With all of life’s unpredictable moments, many of us find ourselves struggling with our finances, and often people start to consider filing bankruptcy. Since there is a certain stigma attached to bankruptcy of any kind, and the procedure negatively affects your credit rating, it is not most people’s first choice when it comes with dealing with debt. However, sometimes debt can be so overwhelming that you might be struggling to make minimum payments, which often means paying more in interest than anything else. Many people struggle so much to pay credit card bills and other debts that their mortgage payments become difficult to manage, putting them at risk for losing their homes.
What’s the Difference Between Chapter 7 and Chapter 13?
For individuals the first thing to determine is whether to file Chapter 7 or Chapter 13 bankruptcy. Both of these options are designed to take a great deal of your debt, and either pay a reduced amount, or have the debt forgiven completely. Chapter 7 leaves the filer with a very limited amount of assets, and after filing many wind up losing their homes. The main distinction between Chapter 7 and Chapter 13 bankruptcy, is that Chapter 13 relies on your paying off an agreed upon amount of debt over time. This leads some people to feel better about filing Chapter 13 bankruptcy, even though it doesn’t make them look any better on their credit report. This is largely because Chapter 7 bankruptcy liquidates assets, pays creditors, and you’re done. Since Chapter 13 bankruptcy agreements last 3-5 years, those who file are actually in bankruptcy for longer.
Chapter 13 bankruptcy actually works very similarly to debt consolidation. All debts are lumped together, and you pay a set amount. Payment agreements are made over somewhere between 36 months and 60 months. With debt consolidation each creditor has to agree to a payment arrangement individually. With Chapter 13 bankruptcy, the courts mandate that creditors agree. It also stops interest on accounts, meaning you’re actually paying your real bill. For many, Chapter 13 provides an opportunity to re-grasp what it means to “live within their means.”
Which is Better?
How you live your life, and how you want to continue living your life, might play a major role as to whether you choose Chapter 7 or Chapter 13 bankruptcy. You may not qualify for a chapter 7 if your disposable income exceeds your monthly expenses. One advantage of Chapter 13 bankruptcy is that you get to keep much more of your possessions, It also considers all your debts, including student loans, house payments and car payments which may not be discharged in a chapter 7.
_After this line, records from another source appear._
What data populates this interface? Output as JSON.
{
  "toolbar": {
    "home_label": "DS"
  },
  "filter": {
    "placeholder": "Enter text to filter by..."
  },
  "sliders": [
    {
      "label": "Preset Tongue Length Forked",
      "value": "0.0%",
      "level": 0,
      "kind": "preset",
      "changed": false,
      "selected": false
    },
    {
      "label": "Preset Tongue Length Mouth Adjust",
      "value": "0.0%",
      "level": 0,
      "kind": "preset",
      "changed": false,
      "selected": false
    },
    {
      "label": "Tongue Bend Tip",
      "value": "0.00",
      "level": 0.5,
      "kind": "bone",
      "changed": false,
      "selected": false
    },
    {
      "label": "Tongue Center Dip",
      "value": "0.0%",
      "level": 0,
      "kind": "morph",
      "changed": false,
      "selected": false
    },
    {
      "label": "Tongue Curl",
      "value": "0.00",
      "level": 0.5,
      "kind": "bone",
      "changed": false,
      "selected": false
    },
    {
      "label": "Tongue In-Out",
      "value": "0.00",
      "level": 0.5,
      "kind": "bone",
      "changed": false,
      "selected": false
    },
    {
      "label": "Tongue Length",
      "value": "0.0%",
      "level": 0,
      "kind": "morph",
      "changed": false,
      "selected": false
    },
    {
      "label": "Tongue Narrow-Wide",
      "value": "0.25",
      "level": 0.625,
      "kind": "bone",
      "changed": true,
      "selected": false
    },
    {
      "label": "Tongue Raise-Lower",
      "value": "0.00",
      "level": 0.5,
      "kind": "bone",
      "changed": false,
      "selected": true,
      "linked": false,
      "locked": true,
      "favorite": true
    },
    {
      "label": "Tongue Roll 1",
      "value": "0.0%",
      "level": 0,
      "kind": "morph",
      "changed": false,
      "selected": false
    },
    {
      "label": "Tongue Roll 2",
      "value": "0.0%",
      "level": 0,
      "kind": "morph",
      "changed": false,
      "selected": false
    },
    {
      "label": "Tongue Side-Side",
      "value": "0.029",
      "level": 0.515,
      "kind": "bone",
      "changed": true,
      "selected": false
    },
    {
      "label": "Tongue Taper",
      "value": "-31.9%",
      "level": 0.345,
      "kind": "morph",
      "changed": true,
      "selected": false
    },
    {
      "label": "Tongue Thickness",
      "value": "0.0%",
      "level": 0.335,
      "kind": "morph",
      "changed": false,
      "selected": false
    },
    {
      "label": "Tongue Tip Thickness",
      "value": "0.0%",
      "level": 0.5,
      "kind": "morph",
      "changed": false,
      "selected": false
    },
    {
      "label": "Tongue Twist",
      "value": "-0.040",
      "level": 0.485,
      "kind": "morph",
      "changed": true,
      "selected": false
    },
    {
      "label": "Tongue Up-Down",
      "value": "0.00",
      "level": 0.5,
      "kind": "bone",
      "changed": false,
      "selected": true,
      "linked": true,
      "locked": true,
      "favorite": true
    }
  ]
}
If you’re living a bare bones lifestyle anyway, liquidating your assets, and getting the bankruptcy over with by filing a Chapter 7 might be the best choice for you, especially if the majority of your debt will be included, and you don’t have a home to protect. But if you want to keep some of your possessions, that may be unprotected in a chapter 7, or even if you just want to have the personal knowledge and satisfaction that you paid what you could on your bills, you may want to talk to your bankruptcy lawyer about Chapter 13.
This blog should not be construed as providing a legal opinion or legal advice. Each person’s situation is different and requires careful analysis before an attorney at our firm can provide a recommendation or legal advice on how to proceed